Evanston, IL – Rising tuition and the lingering effects of the 2008 financial crisis means the business of sending new masters of the universe to Wall Street isn’t what it once was. One bright spot for MBA programs: oversubscribed impact and sustainable finance courses. Student demand for the courses is so high that schools are increasingly requiring prerequisites – boosting broader finance courses that otherwise would be suffering declining enrollment.

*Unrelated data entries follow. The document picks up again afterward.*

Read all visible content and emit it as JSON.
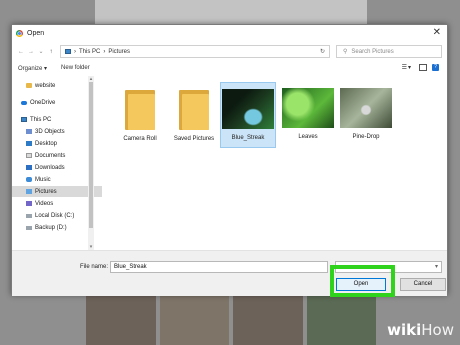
{
  "dialog": {
    "title": "Open"
  },
  "nav": {
    "back": "←",
    "forward": "→",
    "recent": "⌄",
    "up": "↑",
    "path": [
      "This PC",
      "Pictures"
    ],
    "separator": "›",
    "refresh": "↻",
    "search_placeholder": "Search Pictures"
  },
  "toolbar": {
    "organize": "Organize ▾",
    "new_folder": "New folder",
    "help": "?"
  },
  "sidebar": {
    "items": [
      {
        "label": "website",
        "icon": "folder-icon"
      },
      {
        "label": "OneDrive",
        "icon": "cloud-icon"
      },
      {
        "label": "This PC",
        "icon": "computer-icon"
      },
      {
        "label": "3D Objects",
        "icon": "3d-objects-icon"
      },
      {
        "label": "Desktop",
        "icon": "desktop-icon"
      },
      {
        "label": "Documents",
        "icon": "documents-icon"
      },
      {
        "label": "Downloads",
        "icon": "downloads-icon"
      },
      {
        "label": "Music",
        "icon": "music-icon"
      },
      {
        "label": "Pictures",
        "icon": "pictures-icon",
        "selected": true
      },
      {
        "label": "Videos",
        "icon": "videos-icon"
      },
      {
        "label": "Local Disk (C:)",
        "icon": "disk-icon"
      },
      {
        "label": "Backup (D:)",
        "icon": "disk-icon"
      }
    ]
  },
  "files": [
    {
      "name": "Camera Roll",
      "type": "folder"
    },
    {
      "name": "Saved Pictures",
      "type": "folder"
    },
    {
      "name": "Blue_Streak",
      "type": "image",
      "selected": true
    },
    {
      "name": "Leaves",
      "type": "image"
    },
    {
      "name": "Pine-Drop",
      "type": "image"
    }
  ],
  "bottom": {
    "file_name_label": "File name:",
    "file_name_value": "Blue_Streak",
    "open_label": "Open",
    "cancel_label": "Cancel"
  },
  "watermark": {
    "wiki": "wiki",
    "how": "How"
  },
  "colors": {
    "highlight": "#2fd31c",
    "selection": "#cce4f7",
    "accent": "#0078d7"
  }
}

Last week’s gathering of the Impact and Sustainable Finance Faculty Consortium convened nearly 90 faculty members from dozens of schools at Northwestern’s Kellogg School of Management to share research and teaching methods. The corps of professors is still largely made up of practitioners who serve as adjunct faculty. But an increasing number are full-time, with a select few institutions represented by tenure-track faculty members.
“We are no longer part of a niche/vanguard but rather the early adopters of what every student expects in every program,” says John Bulow of the Fuqua School of Business at Duke.
The consortium has grown with the field, with long-time teachers joined by new hires and representatives of new programs, including strong representation from Colombia and Brazil as well as China and Korea, but few faculty members from Africa. Faculty shared syllabi, research and cases; the consortium awarded a small grant to Deborah Burand from NYU’s School of Law and Edward Mungai of Strathmore University in Nairobi to integrate an African perspective to the case of Habitat for Humanity’s MicroBuild Fund, which has improved housing for more than 685,000 people in 30 countries.
(Supported by the Rockefeller Foundation, ImpactAlpha partners with the consortium to integrate our editorial offerings into curricula and career programs and subsidize subscriptions. Drop a note to ImpactAlpha’s Zuleyma Bebell for details of our Agents of Impact Scholarship Fund.)